• Task prompt:
Report the number of lines in the material below that contain "meta", without any other words.

• Material for the task:
____________________

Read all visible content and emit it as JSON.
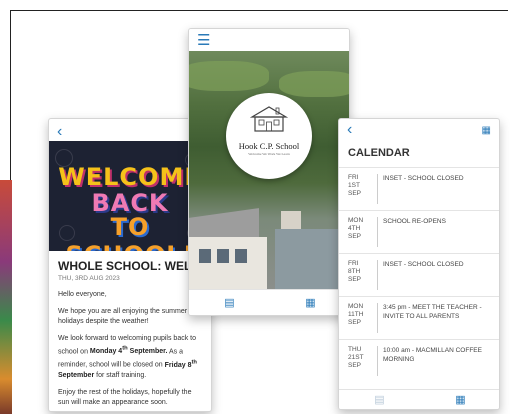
{
  "news": {
    "back_icon": "chevron-left-icon",
    "hero": {
      "line1": "WELCOME",
      "line2": "BACK",
      "line3": "TO SCHOOL!"
    },
    "title": "WHOLE SCHOOL: WELCOME BACK",
    "date": "THU, 3RD AUG 2023",
    "greeting": "Hello everyone,",
    "para1": "We hope you are all enjoying the summer holidays despite the weather!",
    "para2_a": "We look forward to welcoming pupils back to school on ",
    "para2_b": "Monday 4",
    "para2_b_sup": "th",
    "para2_c": " September.",
    "para2_d": " As a reminder, school will be closed on ",
    "para2_e": "Friday 8",
    "para2_e_sup": "th",
    "para2_f": " September",
    "para2_g": " for staff training.",
    "para3": "Enjoy the rest of the holidays, hopefully the sun will make an appearance soon."
  },
  "home": {
    "menu_icon": "hamburger-menu-icon",
    "school_name": "Hook C.P. School",
    "motto": "Welcome We Work We Learn",
    "tabs": [
      "news-icon",
      "calendar-icon"
    ]
  },
  "calendar": {
    "title": "CALENDAR",
    "events": [
      {
        "date": "FRI\n1ST\nSEP",
        "event": "INSET - SCHOOL CLOSED"
      },
      {
        "date": "MON\n4TH\nSEP",
        "event": "SCHOOL RE-OPENS"
      },
      {
        "date": "FRI\n8TH\nSEP",
        "event": "INSET - SCHOOL CLOSED"
      },
      {
        "date": "MON\n11TH\nSEP",
        "event": "3:45 pm - MEET THE TEACHER - INVITE TO ALL PARENTS"
      },
      {
        "date": "THU\n21ST\nSEP",
        "event": "10:00 am - MACMILLAN COFFEE MORNING"
      }
    ]
  },
  "colors": {
    "accent": "#2a7ab8"
  }
}
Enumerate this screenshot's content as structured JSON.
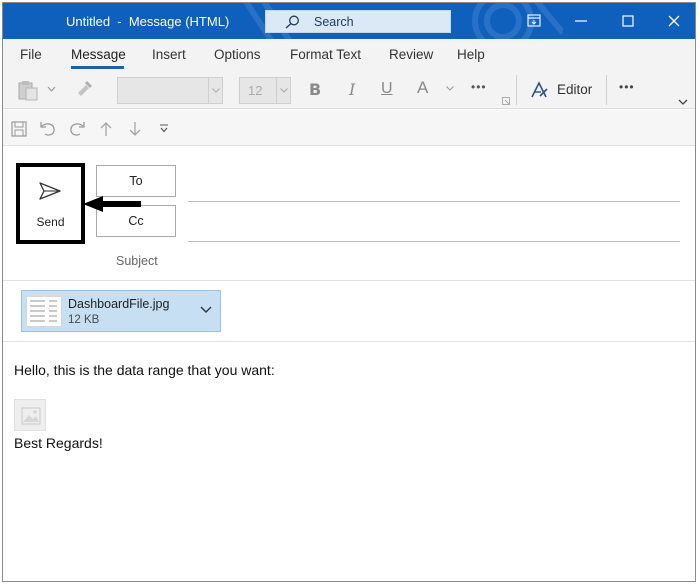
{
  "window": {
    "title": "Untitled  -  Message (HTML)",
    "search_placeholder": "Search"
  },
  "tabs": [
    "File",
    "Message",
    "Insert",
    "Options",
    "Format Text",
    "Review",
    "Help"
  ],
  "active_tab": "Message",
  "ribbon": {
    "font_name": "",
    "font_size": "12",
    "bold_label": "B",
    "italic_label": "I",
    "underline_label": "U",
    "font_color_label": "A",
    "more_label": "•••",
    "editor_label": "Editor",
    "overflow_label": "•••"
  },
  "header": {
    "send_label": "Send",
    "to_label": "To",
    "cc_label": "Cc",
    "subject_label": "Subject"
  },
  "attachment": {
    "name": "DashboardFile.jpg",
    "size": "12 KB"
  },
  "body": {
    "line1": "Hello, this is the data range that you want:",
    "line2": "Best Regards!"
  },
  "colors": {
    "titlebar": "#0f5fbd",
    "accent": "#1e5fa8",
    "attachment_bg": "#c6dff3"
  }
}
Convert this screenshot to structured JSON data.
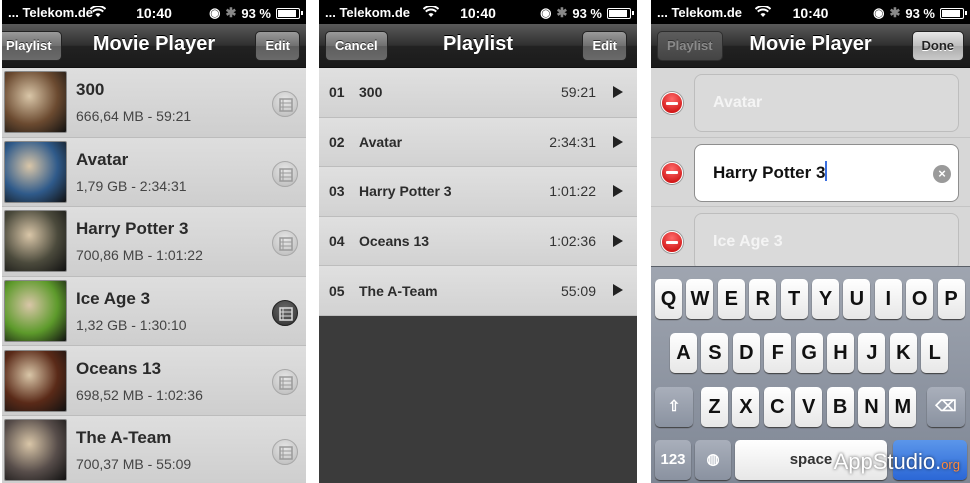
{
  "screen1": {
    "status": {
      "carrier": "... Telekom.de",
      "time": "10:40",
      "battery": "93 %"
    },
    "nav": {
      "left": "Playlist",
      "title": "Movie Player",
      "right": "Edit"
    },
    "movies": [
      {
        "title": "300",
        "meta": "666,64 MB - 59:21",
        "color": "#6b4a30",
        "active": false
      },
      {
        "title": "Avatar",
        "meta": "1,79 GB - 2:34:31",
        "color": "#2f5a8a",
        "active": false
      },
      {
        "title": "Harry Potter 3",
        "meta": "700,86 MB - 1:01:22",
        "color": "#4b4a3c",
        "active": false
      },
      {
        "title": "Ice Age 3",
        "meta": "1,32 GB - 1:30:10",
        "color": "#5d9a2b",
        "active": true
      },
      {
        "title": "Oceans 13",
        "meta": "698,52 MB - 1:02:36",
        "color": "#5a2a18",
        "active": false
      },
      {
        "title": "The  A-Team",
        "meta": "700,37 MB - 55:09",
        "color": "#574d4a",
        "active": false
      }
    ]
  },
  "screen2": {
    "status": {
      "carrier": "... Telekom.de",
      "time": "10:40",
      "battery": "93 %"
    },
    "nav": {
      "left": "Cancel",
      "title": "Playlist",
      "right": "Edit"
    },
    "items": [
      {
        "num": "01",
        "title": "300",
        "duration": "59:21"
      },
      {
        "num": "02",
        "title": "Avatar",
        "duration": "2:34:31"
      },
      {
        "num": "03",
        "title": "Harry Potter 3",
        "duration": "1:01:22"
      },
      {
        "num": "04",
        "title": "Oceans 13",
        "duration": "1:02:36"
      },
      {
        "num": "05",
        "title": "The  A-Team",
        "duration": "55:09"
      }
    ]
  },
  "screen3": {
    "status": {
      "carrier": "... Telekom.de",
      "time": "10:40",
      "battery": "93 %"
    },
    "nav": {
      "left": "Playlist",
      "title": "Movie Player",
      "right": "Done"
    },
    "fields": [
      {
        "value": "Avatar",
        "active": false
      },
      {
        "value": "Harry Potter 3",
        "active": true
      },
      {
        "value": "Ice Age 3",
        "active": false
      }
    ],
    "keyboard": {
      "row1": [
        "Q",
        "W",
        "E",
        "R",
        "T",
        "Y",
        "U",
        "I",
        "O",
        "P"
      ],
      "row2": [
        "A",
        "S",
        "D",
        "F",
        "G",
        "H",
        "J",
        "K",
        "L"
      ],
      "row3": [
        "Z",
        "X",
        "C",
        "V",
        "B",
        "N",
        "M"
      ],
      "numbers": "123",
      "space": "space"
    },
    "watermark": {
      "text": "AppStudio.",
      "suffix": "org"
    }
  }
}
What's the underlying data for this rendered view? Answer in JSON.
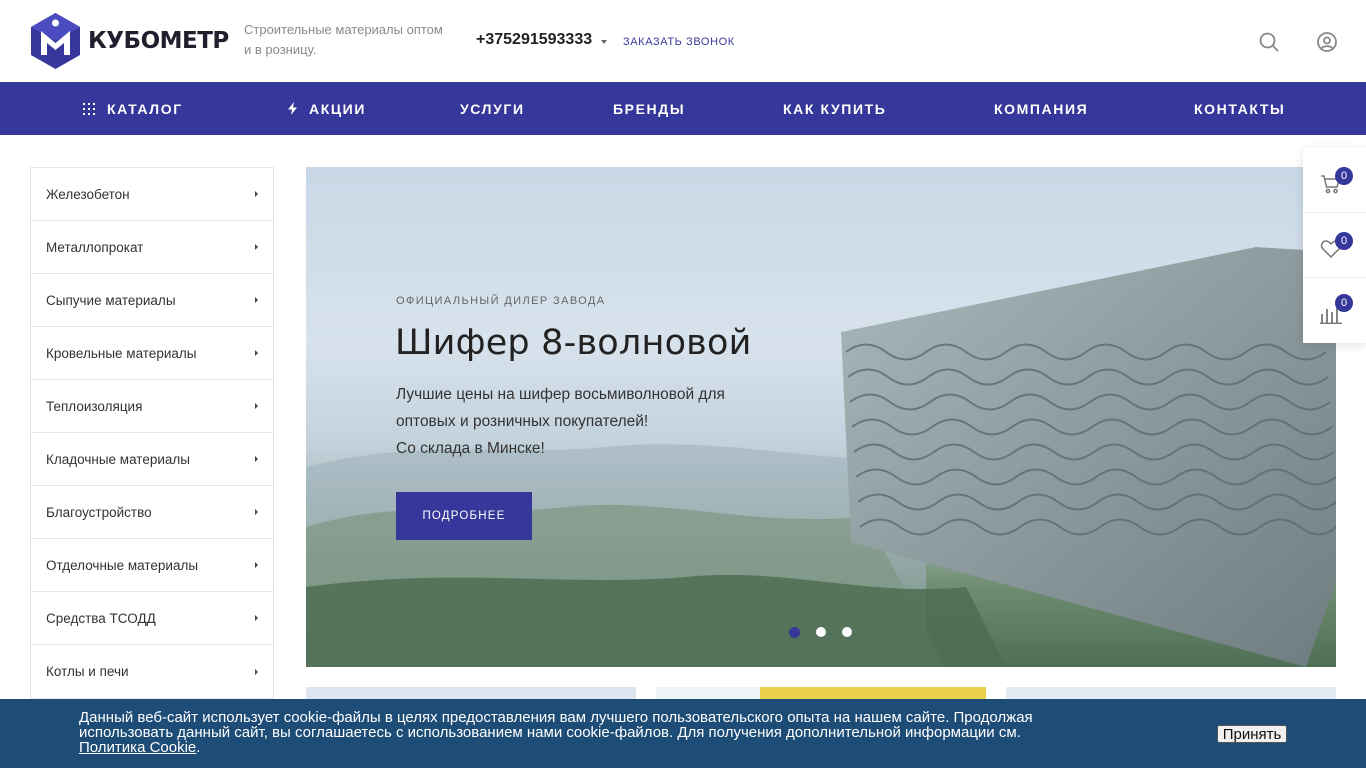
{
  "header": {
    "logo_text": "КУБОМЕТР",
    "slogan": "Строительные материалы оптом и в розницу.",
    "phone": "+375291593333",
    "callback_label": "ЗАКАЗАТЬ ЗВОНОК",
    "search_icon": "search-icon",
    "user_icon": "user-icon"
  },
  "nav": {
    "items": [
      {
        "label": "КАТАЛОГ",
        "icon": "grid-icon"
      },
      {
        "label": "АКЦИИ",
        "icon": "lightning-icon"
      },
      {
        "label": "УСЛУГИ"
      },
      {
        "label": "БРЕНДЫ"
      },
      {
        "label": "КАК КУПИТЬ"
      },
      {
        "label": "КОМПАНИЯ"
      },
      {
        "label": "КОНТАКТЫ"
      }
    ]
  },
  "sidebar": {
    "items": [
      {
        "label": "Железобетон"
      },
      {
        "label": "Металлопрокат"
      },
      {
        "label": "Сыпучие материалы"
      },
      {
        "label": "Кровельные материалы"
      },
      {
        "label": "Теплоизоляция"
      },
      {
        "label": "Кладочные материалы"
      },
      {
        "label": "Благоустройство"
      },
      {
        "label": "Отделочные материалы"
      },
      {
        "label": "Средства ТСОДД"
      },
      {
        "label": "Котлы и печи"
      }
    ]
  },
  "banner": {
    "kicker": "ОФИЦИАЛЬНЫЙ ДИЛЕР ЗАВОДА",
    "title": "Шифер 8-волновой",
    "text_line1": "Лучшие цены на шифер восьмиволновой для",
    "text_line2": "оптовых и розничных покупателей!",
    "text_line3": "Со склада в Минске!",
    "button_label": "ПОДРОБНЕЕ",
    "slides_total": 3,
    "active_slide": 1
  },
  "floating": {
    "cart_count": "0",
    "favorites_count": "0",
    "compare_count": "0"
  },
  "cookie": {
    "text": "Данный веб-сайт использует cookie-файлы в целях предоставления вам лучшего пользовательского опыта на нашем сайте. Продолжая использовать данный сайт, вы соглашаетесь с использованием нами cookie-файлов. Для получения дополнительной информации см.",
    "link_label": "Политика Cookie",
    "accept_label": "Принять"
  },
  "colors": {
    "brand": "#36379a",
    "cookie_bg": "#1d4c76"
  }
}
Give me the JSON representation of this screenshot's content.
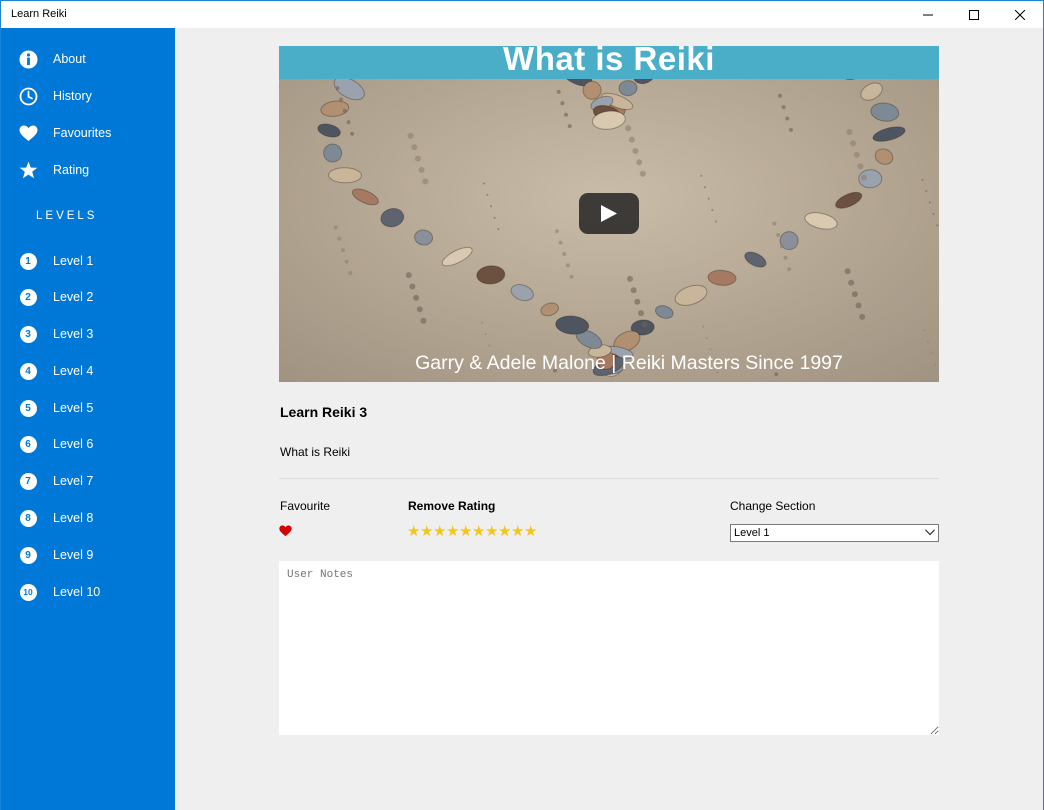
{
  "window": {
    "title": "Learn Reiki",
    "accent": "#0078d7"
  },
  "sidebar": {
    "items": [
      {
        "label": "About",
        "icon": "info-icon"
      },
      {
        "label": "History",
        "icon": "clock-icon"
      },
      {
        "label": "Favourites",
        "icon": "heart-icon"
      },
      {
        "label": "Rating",
        "icon": "star-icon"
      }
    ],
    "levels_heading": "LEVELS",
    "levels": [
      {
        "number": "1",
        "label": "Level 1"
      },
      {
        "number": "2",
        "label": "Level 2"
      },
      {
        "number": "3",
        "label": "Level 3"
      },
      {
        "number": "4",
        "label": "Level 4"
      },
      {
        "number": "5",
        "label": "Level 5"
      },
      {
        "number": "6",
        "label": "Level 6"
      },
      {
        "number": "7",
        "label": "Level 7"
      },
      {
        "number": "8",
        "label": "Level 8"
      },
      {
        "number": "9",
        "label": "Level 9"
      },
      {
        "number": "10",
        "label": "Level 10"
      }
    ]
  },
  "video": {
    "title": "What is Reiki",
    "caption": "Garry & Adele Malone | Reiki Masters Since 1997",
    "play_icon": "play-icon"
  },
  "lesson": {
    "title": "Learn Reiki 3",
    "subtitle": "What is Reiki"
  },
  "controls": {
    "favourite_label": "Favourite",
    "favourite_color": "#d40000",
    "rating_label": "Remove Rating",
    "star_count": 10,
    "star_color": "#f5c518",
    "section_label": "Change Section",
    "section_value": "Level 1"
  },
  "notes": {
    "placeholder": "User Notes"
  }
}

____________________

• Task output:
6